Rose scented geranium has proven a more pleasant deer repellent than sprays.  We plant scented Pelargoniums all around the garden to protect tasty shrubs and perennials.  They also repel mosquitoes, ticks, and other insects.

~

If you’ve bought a spray bottle of deer repellent lately, you know it’s very pricey.  Whether you buy Plantskydd , Repells- All, or some other product; you make an investment which often washes away in the next thunderstorm.

After resisting Milorganite these last few years, we finally decided to try it earlier this week.  The little guys have been slipping through our ‘deer fences’ and have already grazed some favorite roses and Camellias just as they leafed out this spring.  We are weary of chasing them out of the garden with no clue as to how they get in or out….

A 36 pound bag of Milorganite, enough to treat 2500 square feet, was only around $13.00 at Lowes.  On Monday afternoon we decided to give it a try, and bought a bag. Produced as a ‘slow release’ fertilizer, it lasts a long time before it completely dissolves into the soil.  How long will it work for us?  That is part of our experiment….

~

April 5, 2016 070

~

I suited up in my usual garden ‘get up,’ covered head to toe, with hat and gloves; and broadcast the first strip of Milorganite along our street.  Using a recycled plastic quart food container, I shook a light application in the spaces between our shrubs, and especially around the Camellias, from the pavement back to our deer fence behind the shrubs.

It wasn’t bad, really.  It didn’t smell as bad as the sprays we use, and was so much easier to apply.  Our single bag proved sufficient to broadcast a 4′ perimeter around our entire garden, and also to make barriers around vulnerable beds of Azaleas, roses, Hydrangeas, and perennials.  I laid a stripe everywhere we know the deer frequent in our garden.

~

Azaleas once filed our front garden. In recent years, a growing herd of deer graze on what little remains.

Azaleas once filed our front garden. In recent years, a growing herd of deer graze on what little remains.

~

Although the University of Georgia has published studies on Milorganite as a deer repellent, it isn’t marketed as one.  Its use to repel animals is a ‘word of mouth’ sort of thing between gardeners.  And how long a single application will last depends on any number of variables.  We plan to spread it again by the middle of June, then again in September.  Based on what we’ve read, it should last close to 90 days during the growing season.
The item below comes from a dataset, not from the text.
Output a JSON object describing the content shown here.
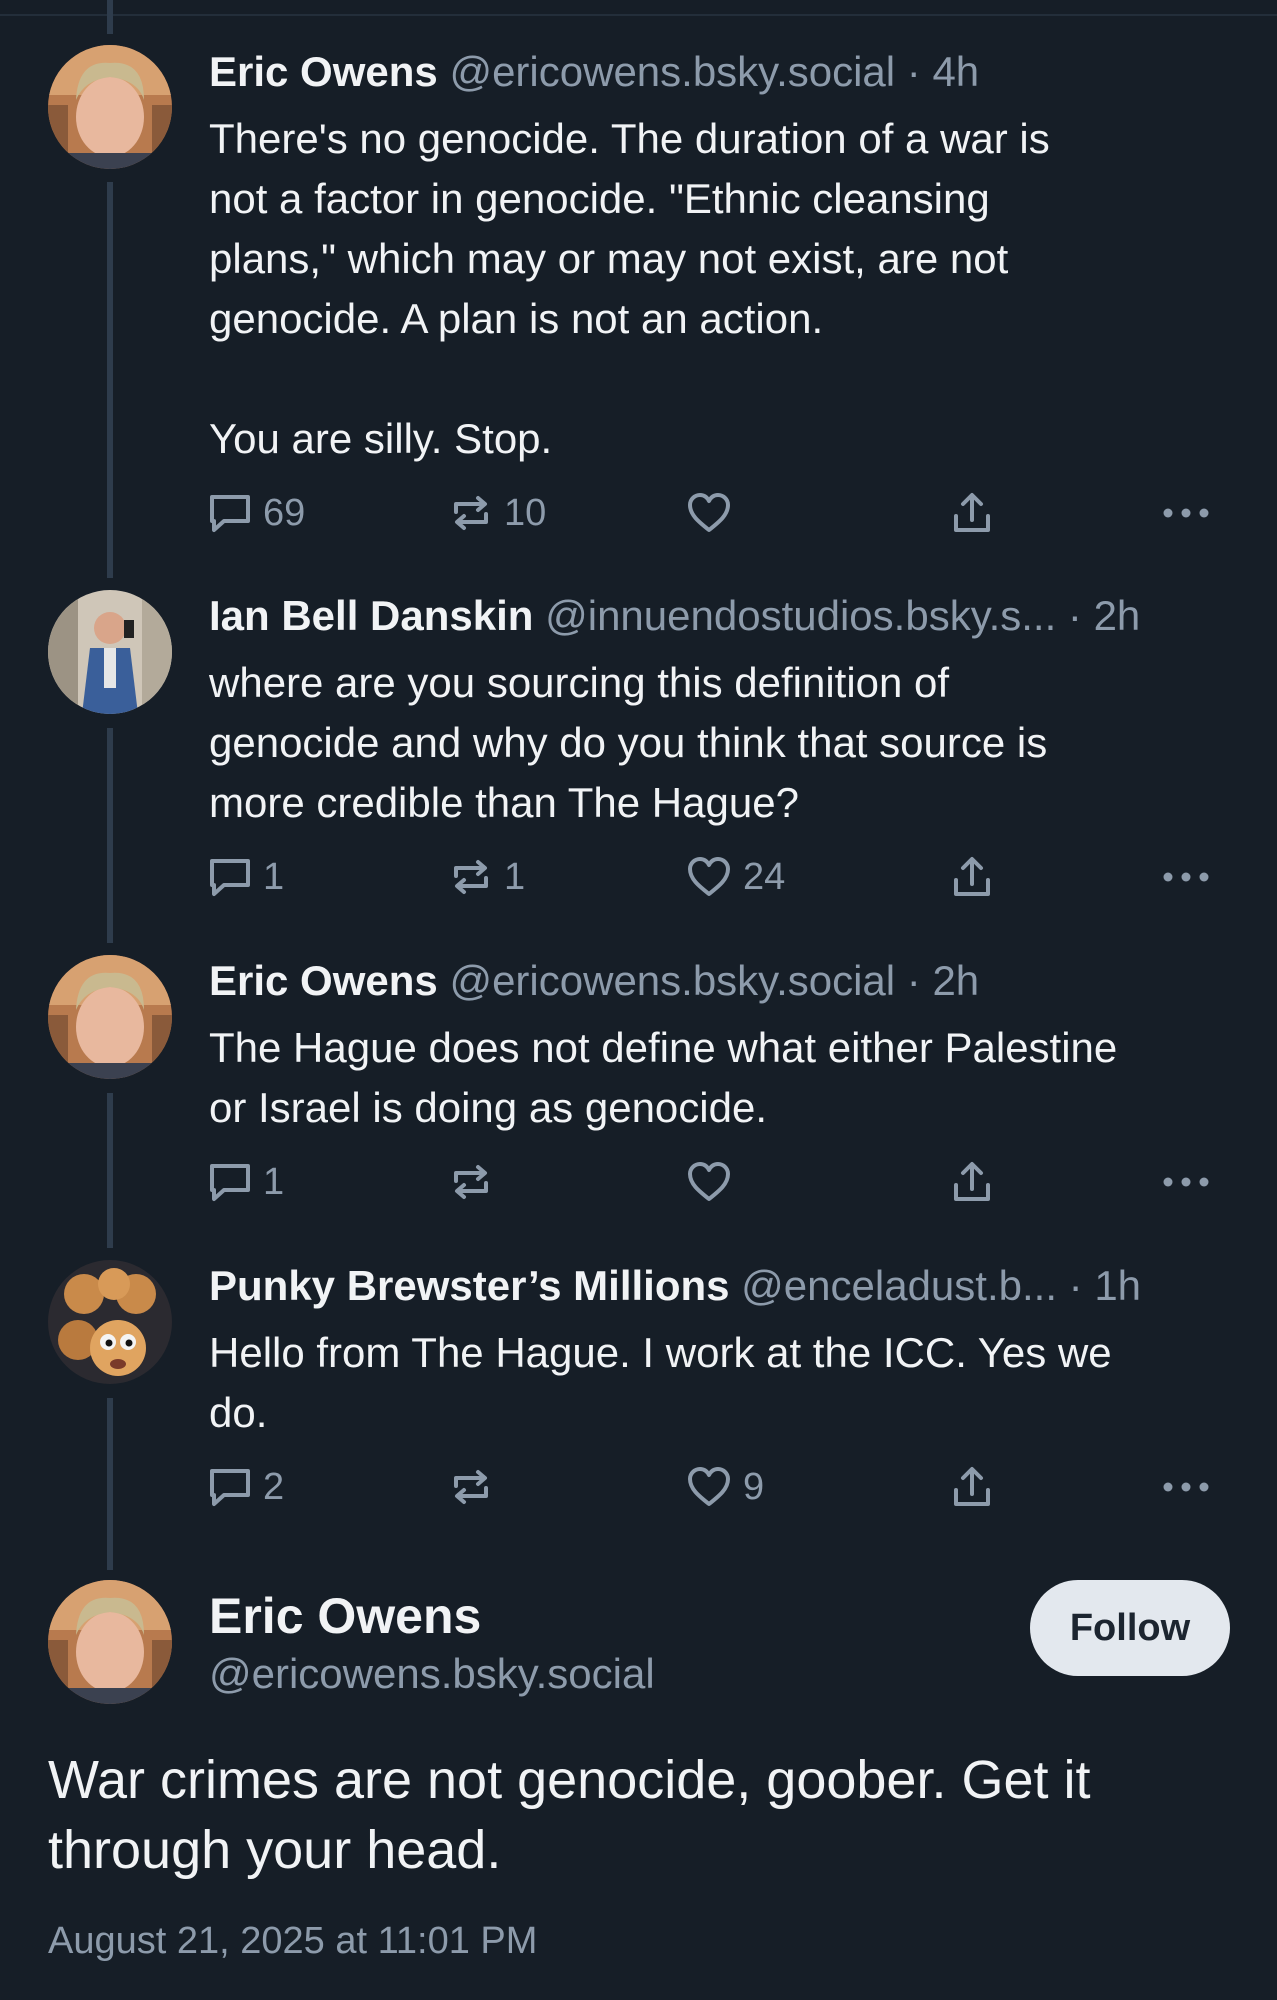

Now we watch and wait.  My daydreams of full, lush Azalea shrubs and un-grazed roses may finally come true.  Our hopes to finally watch our Hostas mature, un-nibbled and full, may be realized this year.  Faith, hope and love wax strongest in a gardener’s heart in early spring, before realities set in.

~
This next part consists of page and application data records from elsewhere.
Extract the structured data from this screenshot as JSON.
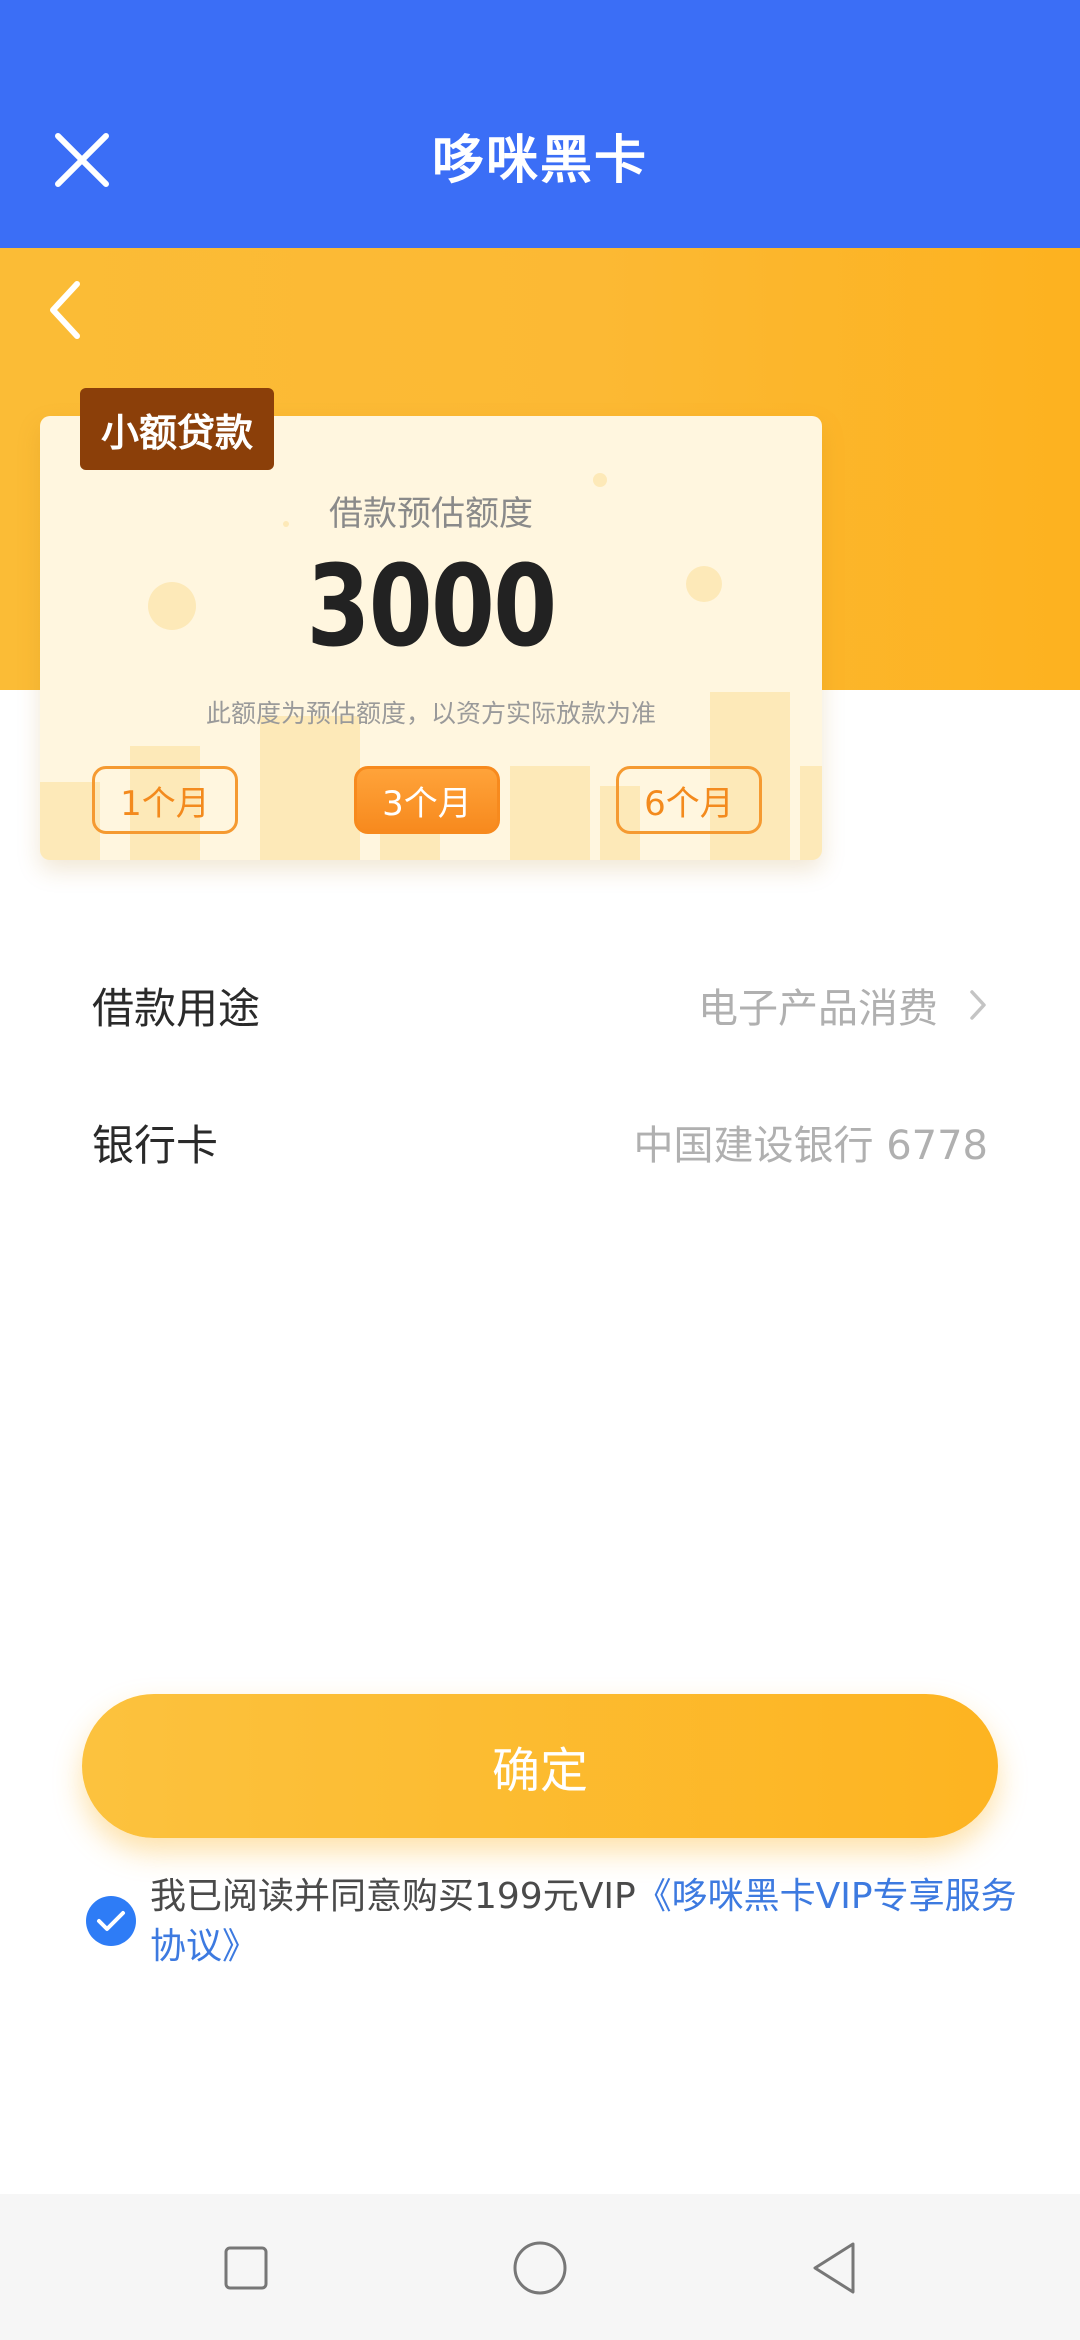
{
  "header": {
    "title": "哆咪黑卡",
    "bg_color": "#3b6ef6"
  },
  "card": {
    "tag": "小额贷款",
    "label": "借款预估额度",
    "amount": "3000",
    "note": "此额度为预估额度，以资方实际放款为准",
    "terms": [
      {
        "label": "1个月",
        "selected": false
      },
      {
        "label": "3个月",
        "selected": true
      },
      {
        "label": "6个月",
        "selected": false
      }
    ]
  },
  "form": {
    "purpose": {
      "label": "借款用途",
      "value": "电子产品消费"
    },
    "bank_card": {
      "label": "银行卡",
      "value": "中国建设银行 6778"
    }
  },
  "confirm_button": "确定",
  "agreement": {
    "checked": true,
    "text": "我已阅读并同意购买199元VIP",
    "link": "《哆咪黑卡VIP专享服务协议》"
  },
  "colors": {
    "primary_blue": "#3b6ef6",
    "accent_yellow": "#fdb421",
    "term_orange": "#f78a1e",
    "tag_brown": "#8b3f09",
    "link_blue": "#3d7ae0"
  },
  "icons": {
    "close": "close-icon",
    "back": "back-arrow-icon",
    "chevron": "chevron-right-icon",
    "check": "checkmark-icon",
    "nav_recent": "square-icon",
    "nav_home": "circle-icon",
    "nav_back": "triangle-back-icon"
  }
}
June 21 Lanai 022~

I’ll let you know how it works, of course.  If Milorganite performs as well as other gardeners have promised, we might actually plant a few vegetables later in the season with hope to harvest a cucumber or two!  I’m curious to learn whether it deters squirrels, rabbits, voles, and other mammals, in addition to deer.  If it does, we will use it faithfully from now on.

~
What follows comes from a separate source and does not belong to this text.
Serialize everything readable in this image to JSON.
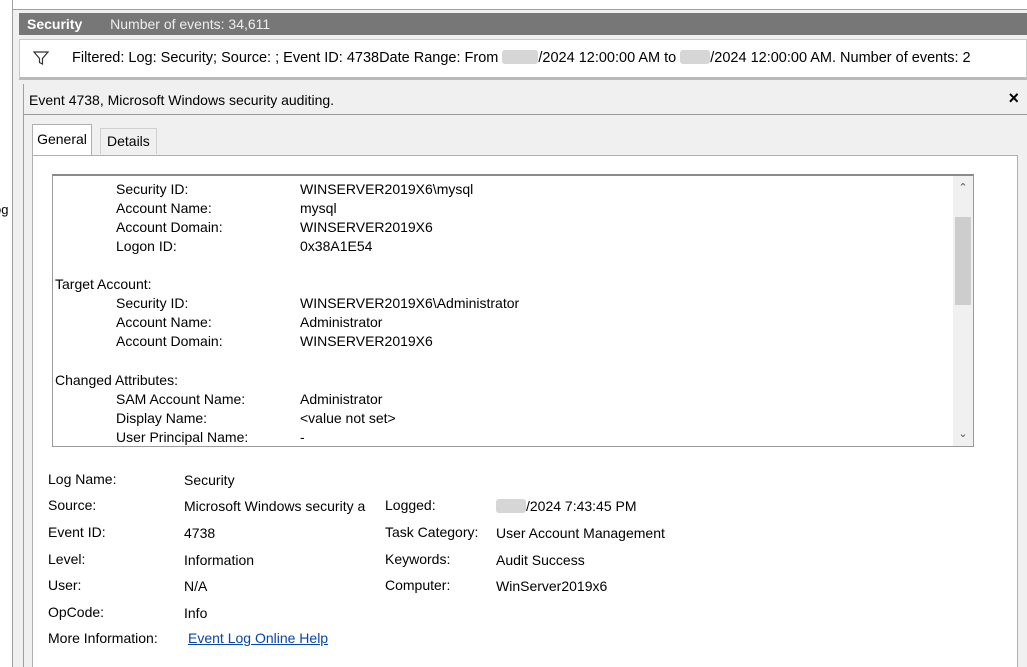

May 15, 2015 roses 010~

We may be holding our noses, metaphorically speaking, but we’ll gladly support the city of Milwaukee in their recycling efforts.  And we’ll spread the word as broadly as we spread the Milorganite!

Have you tried Milorganite in your garden?  If you have, how well does  it work for you?

~

It was almost 9 PM when I took these photos of our rabbit on Wednesday evening. A long day, indeed.

~

Woodland Gnome 2016

In recognition of Wildlife Wednesday

(Tina has posted some lovely photos of birds visiting her garden this month. 

Please visit her for links to other Wildlife Wednesday posts this April.)

 

~

April 5, 2016 051

A mother Cardinal built her nest by our kitchen door. We feel honored by her trust.

 

Our Forest Garden- The Journey Continues

Please visit and follow Our Forest Garden- The Journey Continues to see all new posts since January 8, 2021.

A new site allows me to continue posting new content since after more than 1700 posts there is no more room on this site.  -WG

Enter your email address to follow this blog and receive notifications of new posts by email.

Join 777 other followers

Follow Forest Garden on WordPress.com

Topics of Interest